Plan for a Sober Ride:
Increased Patrols Watching for Impaired Driving Over Fourth of July
July 1, 2020
The Valley County Sheriff’s Office and the Glasgow Police Department wants everyone to enjoy the Fourth of July celebrations and our country’s independence which brings many things to mind – family, friends, food, and fireworks. But all too often, alcohol and driving are added to the mix with tragic results. Law enforcement is increasing patrols on the roads in Valley County, and the City of Glasgow, along with the Montana Highway Patrol statewide, around the Fourth of July holiday to remind motorists to drive sober or get pulled over.
Summer is the deadliest time of year for motor vehicle crashes, over the last decade 48 percent of all fatal crashes and 45 percent of all serious injury crashes in Montana occurred between June and September – the period of time known nationally as the “100 Deadliest Days.” Historically, the 100 Deadliest Days in Montana has represented 50 percent of the annual roadway fatalities involving an impaired driver.

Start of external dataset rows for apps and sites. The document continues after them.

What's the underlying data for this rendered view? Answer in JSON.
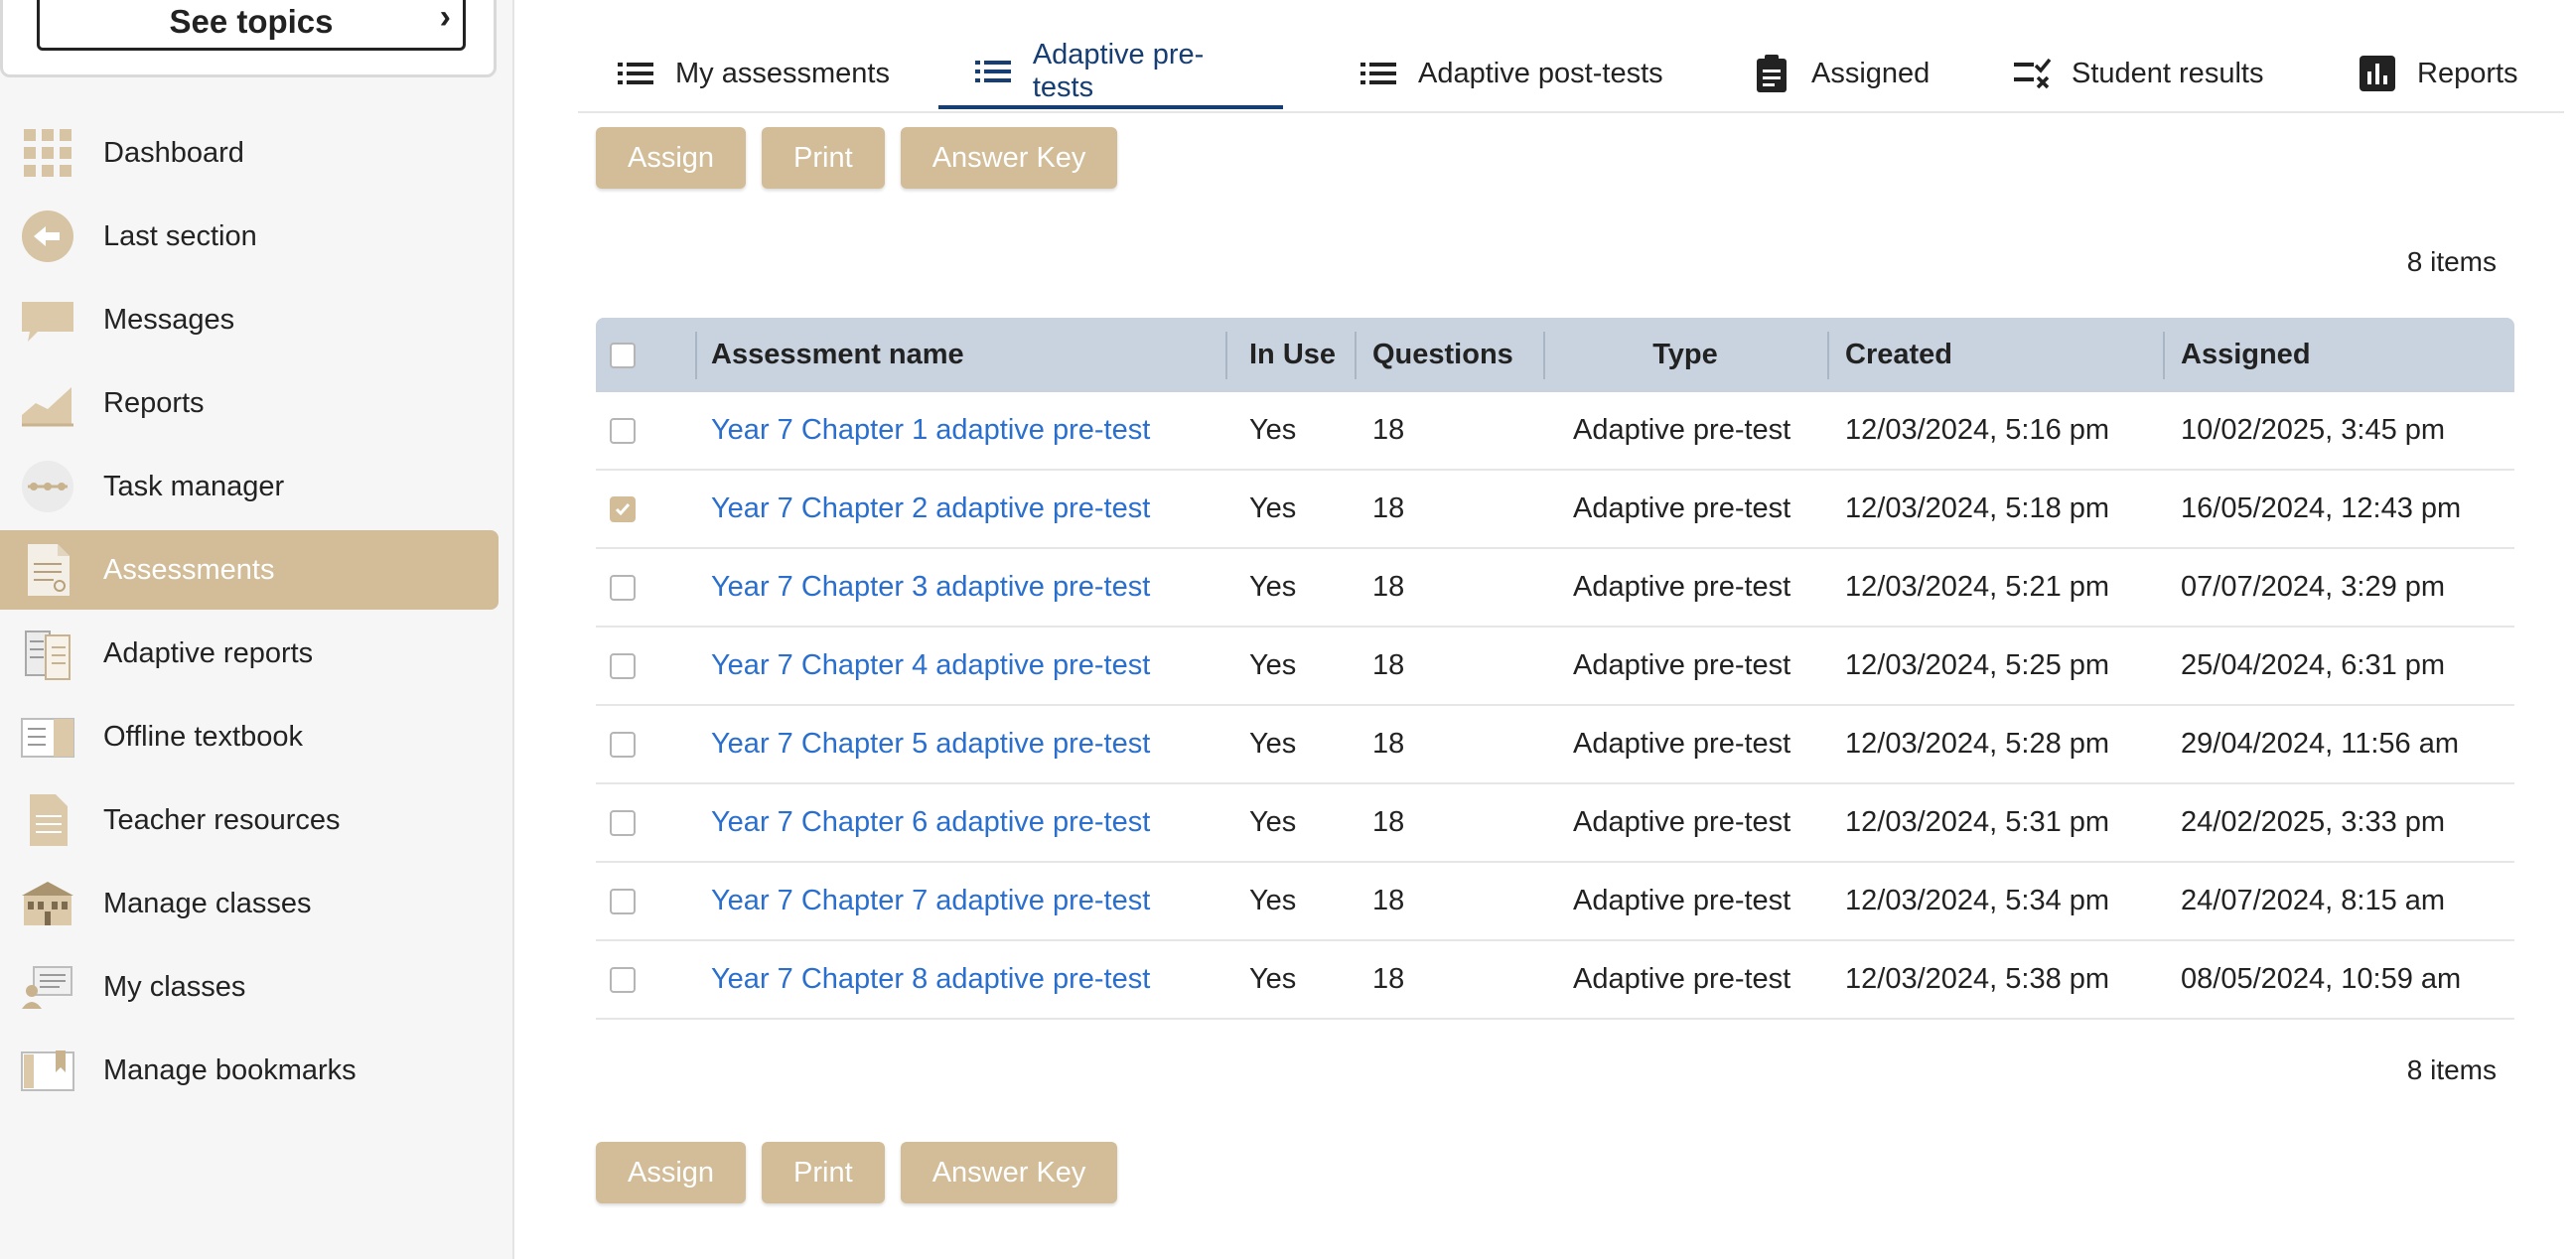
{
  "sidebar": {
    "see_topics_label": "See topics",
    "items": [
      {
        "label": "Dashboard",
        "icon": "dashboard-grid-icon"
      },
      {
        "label": "Last section",
        "icon": "back-arrow-icon"
      },
      {
        "label": "Messages",
        "icon": "speech-bubble-icon"
      },
      {
        "label": "Reports",
        "icon": "area-chart-icon"
      },
      {
        "label": "Task manager",
        "icon": "task-manager-icon"
      },
      {
        "label": "Assessments",
        "icon": "document-icon",
        "active": true
      },
      {
        "label": "Adaptive reports",
        "icon": "adaptive-reports-icon"
      },
      {
        "label": "Offline textbook",
        "icon": "textbook-icon"
      },
      {
        "label": "Teacher resources",
        "icon": "resource-document-icon"
      },
      {
        "label": "Manage classes",
        "icon": "school-building-icon"
      },
      {
        "label": "My classes",
        "icon": "classroom-icon"
      },
      {
        "label": "Manage bookmarks",
        "icon": "bookmark-book-icon"
      }
    ]
  },
  "tabs": [
    {
      "label": "My assessments",
      "icon": "list-icon"
    },
    {
      "label": "Adaptive pre-tests",
      "icon": "list-icon",
      "active": true
    },
    {
      "label": "Adaptive post-tests",
      "icon": "list-icon"
    },
    {
      "label": "Assigned",
      "icon": "clipboard-icon"
    },
    {
      "label": "Student results",
      "icon": "checklist-icon"
    },
    {
      "label": "Reports",
      "icon": "bar-chart-icon"
    }
  ],
  "actions": {
    "assign": "Assign",
    "print": "Print",
    "answer_key": "Answer Key"
  },
  "items_count": "8 items",
  "table": {
    "headers": {
      "name": "Assessment name",
      "in_use": "In Use",
      "questions": "Questions",
      "type": "Type",
      "created": "Created",
      "assigned": "Assigned"
    },
    "rows": [
      {
        "checked": false,
        "name": "Year 7 Chapter 1 adaptive pre-test",
        "in_use": "Yes",
        "questions": "18",
        "type": "Adaptive pre-test",
        "created": "12/03/2024, 5:16 pm",
        "assigned": "10/02/2025, 3:45 pm"
      },
      {
        "checked": true,
        "name": "Year 7 Chapter 2 adaptive pre-test",
        "in_use": "Yes",
        "questions": "18",
        "type": "Adaptive pre-test",
        "created": "12/03/2024, 5:18 pm",
        "assigned": "16/05/2024, 12:43 pm"
      },
      {
        "checked": false,
        "name": "Year 7 Chapter 3 adaptive pre-test",
        "in_use": "Yes",
        "questions": "18",
        "type": "Adaptive pre-test",
        "created": "12/03/2024, 5:21 pm",
        "assigned": "07/07/2024, 3:29 pm"
      },
      {
        "checked": false,
        "name": "Year 7 Chapter 4 adaptive pre-test",
        "in_use": "Yes",
        "questions": "18",
        "type": "Adaptive pre-test",
        "created": "12/03/2024, 5:25 pm",
        "assigned": "25/04/2024, 6:31 pm"
      },
      {
        "checked": false,
        "name": "Year 7 Chapter 5 adaptive pre-test",
        "in_use": "Yes",
        "questions": "18",
        "type": "Adaptive pre-test",
        "created": "12/03/2024, 5:28 pm",
        "assigned": "29/04/2024, 11:56 am"
      },
      {
        "checked": false,
        "name": "Year 7 Chapter 6 adaptive pre-test",
        "in_use": "Yes",
        "questions": "18",
        "type": "Adaptive pre-test",
        "created": "12/03/2024, 5:31 pm",
        "assigned": "24/02/2025, 3:33 pm"
      },
      {
        "checked": false,
        "name": "Year 7 Chapter 7 adaptive pre-test",
        "in_use": "Yes",
        "questions": "18",
        "type": "Adaptive pre-test",
        "created": "12/03/2024, 5:34 pm",
        "assigned": "24/07/2024, 8:15 am"
      },
      {
        "checked": false,
        "name": "Year 7 Chapter 8 adaptive pre-test",
        "in_use": "Yes",
        "questions": "18",
        "type": "Adaptive pre-test",
        "created": "12/03/2024, 5:38 pm",
        "assigned": "08/05/2024, 10:59 am"
      }
    ]
  },
  "colors": {
    "accent": "#d2bd98",
    "link": "#2a6fce",
    "active_tab": "#163e73",
    "table_header": "#c8d3df"
  }
}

“There is no excuse for driving while impaired,” said Undersheriff Chris Richter. “It’s every driver’s responsibility to be sober and take traffic safety seriously – for themselves, their friends and family, and everyone else on the road.
Undersheriff Chris Richter encourages everyone to make a responsible plan before the Fourth of July celebrations begin; whether that means having a designated driver, calling a cab, ordering a ride share or offering a sober ride to others if you’re not drinking. It is illegal to drive in Montana with a BAC (blood alcohol content) of .08 or higher, and the consequences include a DUI charge, having your driver’s license revoked, mandatory classes, possible jail time, and up to $10,000 in fines and legal fees. Unfortunately, in the event of an impaired driving crash, the cost can be serious injury or even death.
This Fourth of July celebrate your freedom by making the right choice. If you choose to drink, plan ahead for a safe, sober ride. Do your part to help Montana reach Vision Zero – zero deaths and zero serious injuries on our roads – by always driving sober, buckling up and calling 911 to report suspected impaired driving.